How Thomas Christiansen would love for one of his forwards to be on 15 goals for the season at the moment.
Any manager would of course. Not many strikers reach that milestone in a season, let alone during the first week of December, but that’s exactly what Ross McCormack did on this week in 2013.
The campaign had been a flurry of goals for the Scottish international.
Sat at the top of the Championship scoring charts, McCormack scored his eighth and ninth in six games against a hapless Wigan Athletic to take Leeds into seventh place.
To say that their league position had been inspired by their frontman would be an understatement.
This Leeds team was far from memorable, managed by Brian McDermott and wildly distracted by the antics of new owner Massimo Cellino, but this was their fifth-consecutive win at Elland Road. McCormack had scored in each of them.
Wigan had arrived managerless after the departure of Owen Coyle only 24 hours previously and their vulnerability showed. Within 15 minutes McCormack had opened the scoring with a characteristically instinctive finish past Leeds academy product Scott Carson. The crowd, drunk on a run of victories they’d seldom seen for years, rose to their brilliant best.
A new contract in pre-season had served as the springboard he needed to become the hottest property outside of the Premier League.
Aged 27, the club had seen fit to offer him a four-year deal despite having scored only five league goals the season before.
With Wigan lacking in gumption and direction, Leeds piled on the pressure either side of the break.
Whites skipper and cult hero Rodolph Austin produced a vintage performance just weeks before he would resign from the role and hand the armband to McCormack himself, while Luke Murphy shone in his best few weeks for the club.
Despite their huffing and puffing, Leeds would have to wait until the 77th minute to effectively seal the match. Their second came in the form of a whipped McCormack free-kick into the far corner and whilst Jason Pearce tried to claim the faintest of touches, the forward’s 15th goal of the campaign was never really in doubt.
McDermott was full of praise for his star man after the game, of course, and was quick to confirm the second goal as McCormack’s.
He knew which way his bread was buttered, and that the league’s more eligible clubs would soon be circling.
He’d go on to score 28 league goals that season in a side that whimpered to a 15th-placed finish. A protracted transfer saga followed during which McCormack demanded a move and the forward’s reputation at Elland Road was torn to ribbons.
Despite the club’s assertion that they ‘no longer needed to sell their best players in order to run the club successfully’, he was sold to Fulham for £11m in July 2014, where he would score 42 goals in 100 games.
By now seen as the go-to Championship marksman, he made a £12m move to big-spending Aston Villa, where his career hit the buffers. Aged 31, hounded by a reputation as an unmanageable prima donna and seemingly unable to reprise any form, he’s currently farmed out at Melbourne City.
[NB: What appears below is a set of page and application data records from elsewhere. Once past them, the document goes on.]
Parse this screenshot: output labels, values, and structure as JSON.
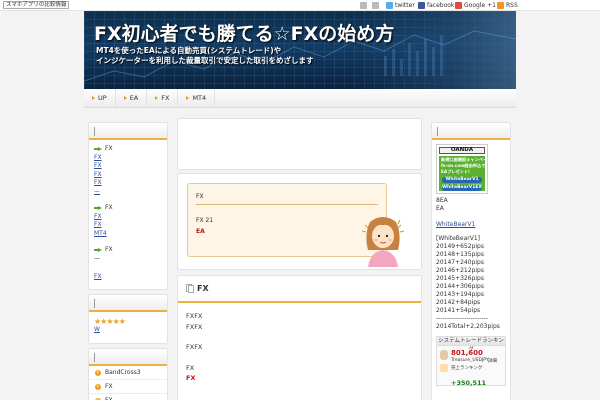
{
  "topbar": {
    "ad_link": "スマホアプリの比較情報",
    "twitter": "twitter",
    "facebook": "facebook",
    "google": "Google +1",
    "rss": "RSS"
  },
  "banner": {
    "title": "FX初心者でも勝てる☆FXの始め方",
    "sub_line1": "MT4を使ったEAによる自動売買(システムトレード)や",
    "sub_line2": "インジケーターを利用した裁量取引で安定した取引をめざします"
  },
  "nav": [
    "UP",
    "EA",
    "FX",
    "MT4"
  ],
  "left_widget": {
    "groups": [
      {
        "title": "FX",
        "links": [
          "FX",
          "FX",
          "FX",
          "FX"
        ],
        "extra": "—"
      },
      {
        "title": "FX",
        "links": [
          "FX",
          "FX",
          "MT4"
        ],
        "extra": ""
      },
      {
        "title": "FX",
        "links": [
          "FX"
        ],
        "extra": "—"
      }
    ]
  },
  "left_widget2": {
    "stars": "★★★★★",
    "link": "W"
  },
  "left_widget3": {
    "items": [
      "BandCross3",
      "FX",
      "FX"
    ]
  },
  "notice": {
    "t1": "FX",
    "t2": "FX 21",
    "t3": "EA"
  },
  "article": {
    "title": "FX",
    "lines": [
      "FXFX",
      "FXFX",
      "",
      "FXFX",
      "",
      "FX",
      "FX"
    ]
  },
  "right_widget": {
    "oanda": {
      "logo": "OANDA",
      "line1": "新規口座開設キャンペーン",
      "line2": "fx-on.com経由申込で",
      "line3": "EAプレゼント!",
      "pill1": "WhiteBearV1",
      "pill2": "WhiteBearV1EX"
    },
    "text1": "8EA",
    "text2": "EA",
    "link": "WhiteBearV1",
    "stats": [
      "[WhiteBearV1]",
      "20149+652pips",
      "20148+135pips",
      "20147+240pips",
      "20146+212pips",
      "20145+326pips",
      "20144+306pips",
      "20143+194pips",
      "20142+84pips",
      "20141+54pips",
      "------------------------",
      "2014Total+2,203pips"
    ],
    "ranking": {
      "head": "システムトレードランキング",
      "value": "801,600",
      "label": "Treasure_USDJPY",
      "small": "詳細",
      "sub": "売上ランキング",
      "value2": "+350,511"
    }
  },
  "colors": {
    "accent": "#f0b040",
    "link": "#2a4d9a",
    "red": "#cc1111",
    "green_arrow": "#5aa33c"
  }
}
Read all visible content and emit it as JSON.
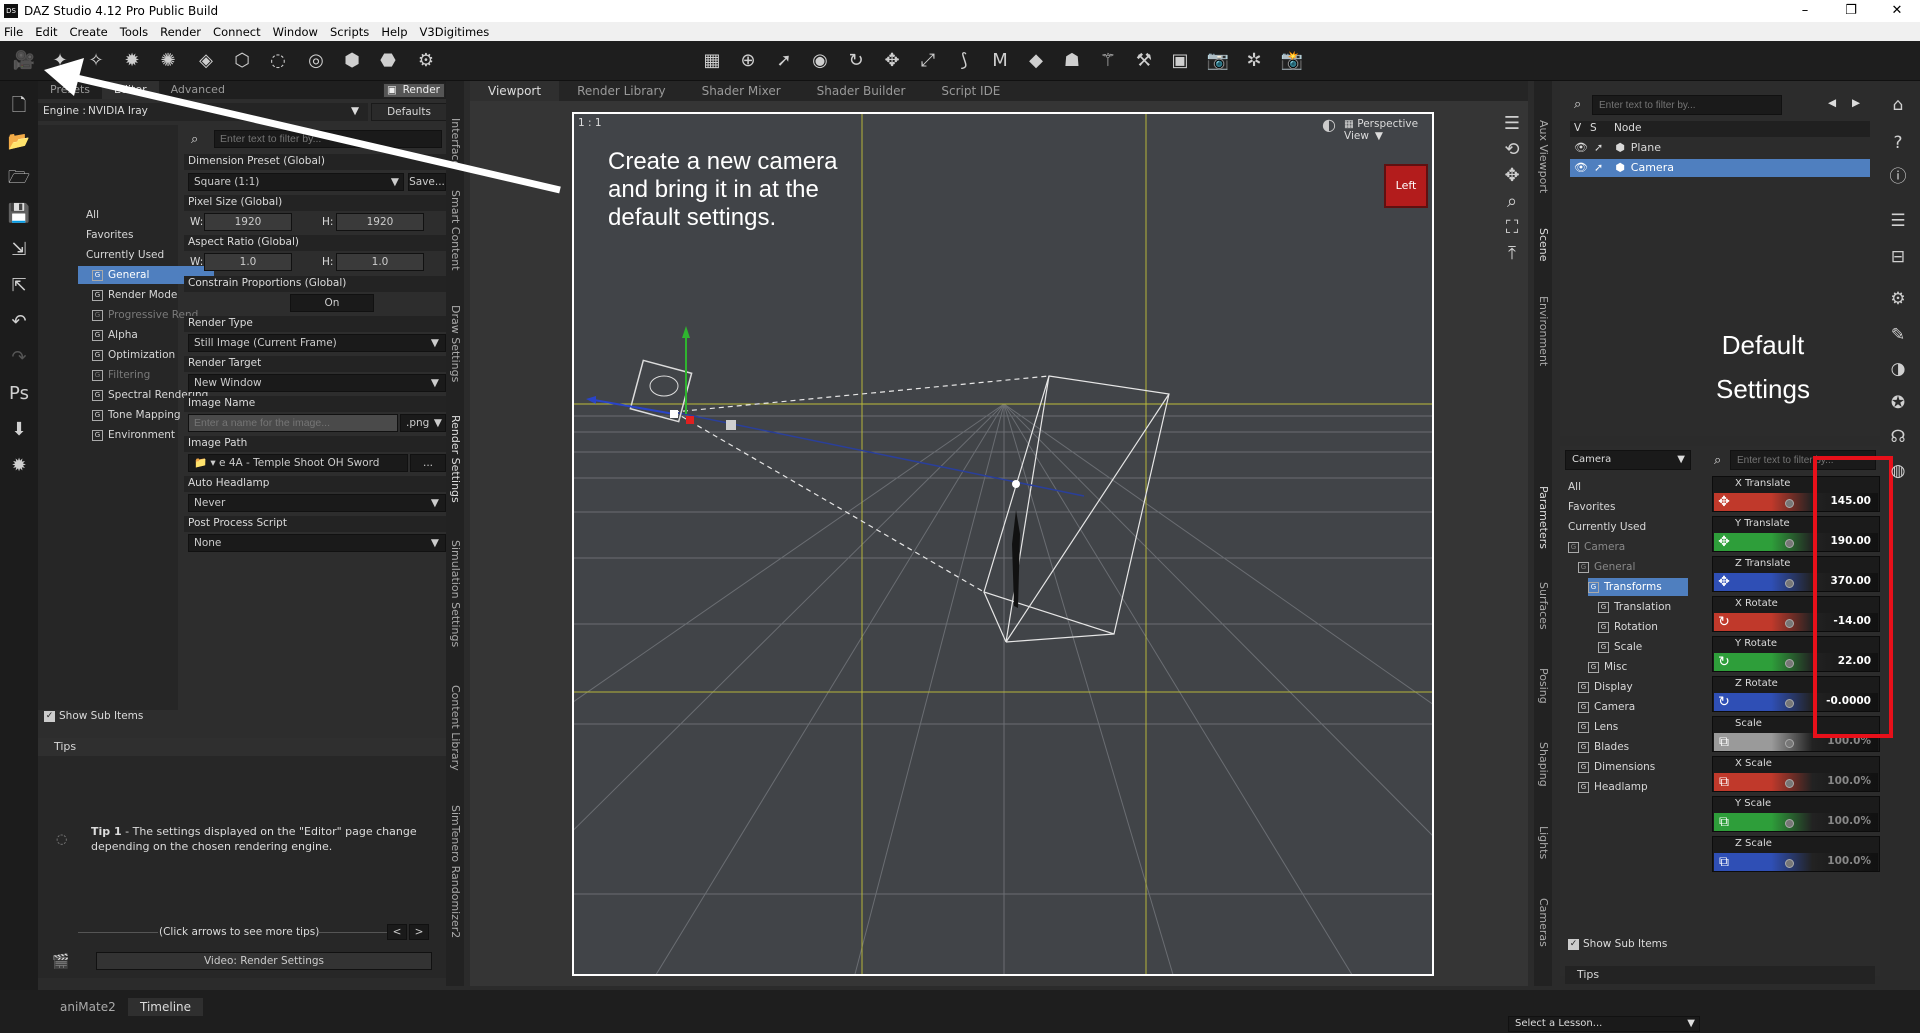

Like any painful divorce, it’s important to remember the good times. Ross McCormack was the best player in a competitive league during the 2013/14 Championship season and provided Leeds fans with a glorious focal point during a turbulent few months for the club.
They may have been the best days of his career.
Leeds United 2 (McCormack 15, 77) Wigan Athletic 0
Championship, Wednesday, December 4, 2013
Leeds United: Kenny, Peltier, Pugh, Pearce, Zaliukas, Lees, Murphy, Mowatt, McCormack, Smith, Austin. Subs not used: Varney, Warnock, Brown, Tonge, Byram, Poleon, Cairns.
Wigan: Carson, Boyce, Perch, McArthur, Ramis, Barnett, McCann, Watson, Powell (McManaman 67), Keane (Holt 55), Beausejour (McClean 55). Subs not used: Shotton, Nicholls, Gómez, Espinoza.
Referee: G Scott (Oxfordshire).